_DIRECTIONS FOR THIS TASK_. Could you please return each line of the data that has the word "imgur"?

Segment Start: DATASET EXCERPTS

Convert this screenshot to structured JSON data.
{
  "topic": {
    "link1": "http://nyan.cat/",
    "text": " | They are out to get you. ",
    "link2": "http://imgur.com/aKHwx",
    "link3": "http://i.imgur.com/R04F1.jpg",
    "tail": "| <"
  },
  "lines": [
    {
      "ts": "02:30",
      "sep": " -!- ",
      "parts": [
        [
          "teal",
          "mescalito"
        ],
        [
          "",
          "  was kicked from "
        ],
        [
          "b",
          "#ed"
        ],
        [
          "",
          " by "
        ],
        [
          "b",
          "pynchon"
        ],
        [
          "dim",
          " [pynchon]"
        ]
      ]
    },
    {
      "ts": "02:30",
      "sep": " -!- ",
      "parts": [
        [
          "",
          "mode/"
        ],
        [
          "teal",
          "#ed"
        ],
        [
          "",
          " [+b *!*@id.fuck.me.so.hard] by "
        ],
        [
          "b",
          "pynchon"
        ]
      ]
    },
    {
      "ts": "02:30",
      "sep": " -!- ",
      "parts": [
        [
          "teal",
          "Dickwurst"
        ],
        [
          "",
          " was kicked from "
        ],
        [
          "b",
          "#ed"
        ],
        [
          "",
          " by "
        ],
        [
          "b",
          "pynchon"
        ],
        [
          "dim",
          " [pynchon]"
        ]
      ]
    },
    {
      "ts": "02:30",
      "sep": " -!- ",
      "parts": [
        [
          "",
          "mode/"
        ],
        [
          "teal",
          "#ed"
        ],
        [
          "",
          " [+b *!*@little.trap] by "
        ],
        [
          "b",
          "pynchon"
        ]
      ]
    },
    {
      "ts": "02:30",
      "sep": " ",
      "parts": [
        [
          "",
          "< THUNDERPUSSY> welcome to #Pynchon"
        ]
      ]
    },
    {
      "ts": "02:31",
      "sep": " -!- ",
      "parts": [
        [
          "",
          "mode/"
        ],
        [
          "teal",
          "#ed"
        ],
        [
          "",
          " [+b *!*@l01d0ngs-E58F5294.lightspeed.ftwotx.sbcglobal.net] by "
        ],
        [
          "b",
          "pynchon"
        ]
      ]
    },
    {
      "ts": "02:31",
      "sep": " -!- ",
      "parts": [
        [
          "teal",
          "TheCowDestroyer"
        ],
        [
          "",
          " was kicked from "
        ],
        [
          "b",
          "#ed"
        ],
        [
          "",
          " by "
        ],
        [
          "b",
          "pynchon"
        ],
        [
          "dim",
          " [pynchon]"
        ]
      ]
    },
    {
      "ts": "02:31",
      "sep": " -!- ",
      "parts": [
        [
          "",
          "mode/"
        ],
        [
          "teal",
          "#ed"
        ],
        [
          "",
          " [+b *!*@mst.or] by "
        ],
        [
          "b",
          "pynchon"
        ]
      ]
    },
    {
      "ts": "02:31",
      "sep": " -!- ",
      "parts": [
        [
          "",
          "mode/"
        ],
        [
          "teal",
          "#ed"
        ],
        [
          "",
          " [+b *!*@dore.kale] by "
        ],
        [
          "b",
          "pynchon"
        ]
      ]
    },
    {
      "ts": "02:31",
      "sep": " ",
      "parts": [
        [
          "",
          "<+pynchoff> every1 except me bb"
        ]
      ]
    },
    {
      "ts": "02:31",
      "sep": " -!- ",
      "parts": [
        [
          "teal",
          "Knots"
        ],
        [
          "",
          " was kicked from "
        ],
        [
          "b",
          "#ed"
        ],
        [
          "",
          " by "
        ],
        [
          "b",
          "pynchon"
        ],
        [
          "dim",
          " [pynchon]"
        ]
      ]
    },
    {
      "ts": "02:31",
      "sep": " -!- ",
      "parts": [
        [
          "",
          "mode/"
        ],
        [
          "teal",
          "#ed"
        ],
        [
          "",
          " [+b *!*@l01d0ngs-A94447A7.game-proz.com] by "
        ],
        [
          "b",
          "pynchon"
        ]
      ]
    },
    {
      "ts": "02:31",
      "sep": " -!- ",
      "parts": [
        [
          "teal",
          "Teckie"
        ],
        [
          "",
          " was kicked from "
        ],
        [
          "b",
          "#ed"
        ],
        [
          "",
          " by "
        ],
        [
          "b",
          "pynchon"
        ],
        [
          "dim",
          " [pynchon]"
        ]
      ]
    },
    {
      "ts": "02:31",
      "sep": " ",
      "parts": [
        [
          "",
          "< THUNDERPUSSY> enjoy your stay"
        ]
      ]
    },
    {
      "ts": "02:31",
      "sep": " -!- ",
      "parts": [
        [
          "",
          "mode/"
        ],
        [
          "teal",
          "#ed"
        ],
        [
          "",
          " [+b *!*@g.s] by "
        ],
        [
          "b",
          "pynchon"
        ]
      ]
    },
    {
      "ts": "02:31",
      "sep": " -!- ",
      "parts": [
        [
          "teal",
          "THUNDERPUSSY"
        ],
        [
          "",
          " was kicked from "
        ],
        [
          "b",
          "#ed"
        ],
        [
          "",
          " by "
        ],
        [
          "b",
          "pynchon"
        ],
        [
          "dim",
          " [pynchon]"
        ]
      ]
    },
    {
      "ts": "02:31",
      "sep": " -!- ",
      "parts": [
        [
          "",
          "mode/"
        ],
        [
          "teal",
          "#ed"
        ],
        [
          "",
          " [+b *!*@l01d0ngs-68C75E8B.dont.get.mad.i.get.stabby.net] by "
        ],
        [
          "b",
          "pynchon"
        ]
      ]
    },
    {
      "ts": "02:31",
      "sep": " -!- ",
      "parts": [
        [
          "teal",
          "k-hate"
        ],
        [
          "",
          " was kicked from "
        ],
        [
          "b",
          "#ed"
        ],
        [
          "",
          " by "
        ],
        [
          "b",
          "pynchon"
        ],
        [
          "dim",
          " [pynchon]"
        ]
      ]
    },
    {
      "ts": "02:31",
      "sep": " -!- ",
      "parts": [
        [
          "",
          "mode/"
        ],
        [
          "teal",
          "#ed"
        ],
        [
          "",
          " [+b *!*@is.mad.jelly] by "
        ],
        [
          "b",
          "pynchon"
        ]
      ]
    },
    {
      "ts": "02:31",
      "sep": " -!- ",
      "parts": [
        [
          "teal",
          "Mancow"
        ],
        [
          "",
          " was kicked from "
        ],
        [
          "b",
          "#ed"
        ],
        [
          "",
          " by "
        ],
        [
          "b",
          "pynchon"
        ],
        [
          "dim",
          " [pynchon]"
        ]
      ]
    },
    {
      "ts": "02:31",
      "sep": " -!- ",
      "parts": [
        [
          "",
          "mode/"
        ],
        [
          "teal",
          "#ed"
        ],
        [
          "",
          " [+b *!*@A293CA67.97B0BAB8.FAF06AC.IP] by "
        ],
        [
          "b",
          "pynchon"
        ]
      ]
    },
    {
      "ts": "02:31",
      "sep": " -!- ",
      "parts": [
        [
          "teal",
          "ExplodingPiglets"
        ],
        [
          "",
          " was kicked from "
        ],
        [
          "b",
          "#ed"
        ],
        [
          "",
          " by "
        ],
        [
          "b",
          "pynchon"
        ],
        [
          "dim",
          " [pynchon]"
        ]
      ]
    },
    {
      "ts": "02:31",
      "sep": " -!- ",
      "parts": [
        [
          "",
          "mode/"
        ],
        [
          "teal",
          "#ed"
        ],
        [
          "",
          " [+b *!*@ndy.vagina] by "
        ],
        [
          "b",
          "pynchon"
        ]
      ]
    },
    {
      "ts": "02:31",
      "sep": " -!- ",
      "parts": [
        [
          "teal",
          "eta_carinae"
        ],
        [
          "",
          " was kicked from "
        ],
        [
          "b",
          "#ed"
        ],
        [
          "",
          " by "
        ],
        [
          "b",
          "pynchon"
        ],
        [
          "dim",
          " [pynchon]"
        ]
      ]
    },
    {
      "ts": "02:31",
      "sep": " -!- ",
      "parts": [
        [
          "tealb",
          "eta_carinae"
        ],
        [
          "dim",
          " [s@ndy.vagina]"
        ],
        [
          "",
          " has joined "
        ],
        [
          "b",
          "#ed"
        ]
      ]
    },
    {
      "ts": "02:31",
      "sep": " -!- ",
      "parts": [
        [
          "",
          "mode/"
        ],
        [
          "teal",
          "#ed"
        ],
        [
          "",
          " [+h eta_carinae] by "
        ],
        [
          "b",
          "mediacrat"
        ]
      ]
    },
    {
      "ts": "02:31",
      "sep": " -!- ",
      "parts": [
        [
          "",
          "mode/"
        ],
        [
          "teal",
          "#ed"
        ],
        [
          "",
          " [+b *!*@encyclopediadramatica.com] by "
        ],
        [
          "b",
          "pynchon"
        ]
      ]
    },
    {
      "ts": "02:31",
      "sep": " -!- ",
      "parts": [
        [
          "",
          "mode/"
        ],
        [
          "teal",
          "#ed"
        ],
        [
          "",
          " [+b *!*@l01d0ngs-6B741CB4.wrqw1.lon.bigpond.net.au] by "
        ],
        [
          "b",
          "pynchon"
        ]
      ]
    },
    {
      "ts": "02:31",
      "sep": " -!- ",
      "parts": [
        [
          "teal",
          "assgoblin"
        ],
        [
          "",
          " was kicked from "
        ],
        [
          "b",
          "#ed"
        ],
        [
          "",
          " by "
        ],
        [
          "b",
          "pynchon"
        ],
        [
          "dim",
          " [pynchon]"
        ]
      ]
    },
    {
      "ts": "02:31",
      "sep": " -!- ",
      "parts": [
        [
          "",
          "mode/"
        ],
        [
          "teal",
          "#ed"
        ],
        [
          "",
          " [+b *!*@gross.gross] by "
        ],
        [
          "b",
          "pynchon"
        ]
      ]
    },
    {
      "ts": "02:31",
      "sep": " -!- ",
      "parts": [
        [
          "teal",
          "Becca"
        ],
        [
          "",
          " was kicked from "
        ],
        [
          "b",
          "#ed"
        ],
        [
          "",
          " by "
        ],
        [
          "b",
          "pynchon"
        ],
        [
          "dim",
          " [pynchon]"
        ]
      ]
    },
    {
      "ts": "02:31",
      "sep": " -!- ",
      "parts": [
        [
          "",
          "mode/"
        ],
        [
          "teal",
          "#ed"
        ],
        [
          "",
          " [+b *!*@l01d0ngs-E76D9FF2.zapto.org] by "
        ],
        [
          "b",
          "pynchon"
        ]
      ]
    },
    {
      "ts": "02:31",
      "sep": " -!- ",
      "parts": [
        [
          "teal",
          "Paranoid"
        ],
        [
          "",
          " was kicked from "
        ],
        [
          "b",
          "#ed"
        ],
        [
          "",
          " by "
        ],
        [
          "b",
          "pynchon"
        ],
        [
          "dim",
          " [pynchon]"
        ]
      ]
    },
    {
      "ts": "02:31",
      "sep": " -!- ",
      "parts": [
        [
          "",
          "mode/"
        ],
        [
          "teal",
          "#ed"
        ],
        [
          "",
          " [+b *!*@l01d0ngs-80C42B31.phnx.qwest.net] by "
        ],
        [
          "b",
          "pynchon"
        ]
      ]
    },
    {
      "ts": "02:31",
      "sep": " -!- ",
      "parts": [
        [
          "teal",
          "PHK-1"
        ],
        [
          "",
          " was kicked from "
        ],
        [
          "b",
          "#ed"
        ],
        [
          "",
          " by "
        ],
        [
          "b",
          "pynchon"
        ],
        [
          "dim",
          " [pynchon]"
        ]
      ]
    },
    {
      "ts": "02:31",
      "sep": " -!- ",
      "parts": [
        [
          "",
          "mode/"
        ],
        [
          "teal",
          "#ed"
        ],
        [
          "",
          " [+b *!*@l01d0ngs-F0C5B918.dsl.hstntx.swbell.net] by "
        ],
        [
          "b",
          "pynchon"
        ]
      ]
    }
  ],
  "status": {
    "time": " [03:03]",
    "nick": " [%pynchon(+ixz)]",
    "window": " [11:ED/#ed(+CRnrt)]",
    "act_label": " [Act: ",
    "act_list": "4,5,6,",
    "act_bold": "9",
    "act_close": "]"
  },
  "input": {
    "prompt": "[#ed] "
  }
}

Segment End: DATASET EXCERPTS

_RESULT OF THE TASK_.
    "link2": "http://imgur.com/aKHwx",
    "link3": "http://i.imgur.com/R04F1.jpg",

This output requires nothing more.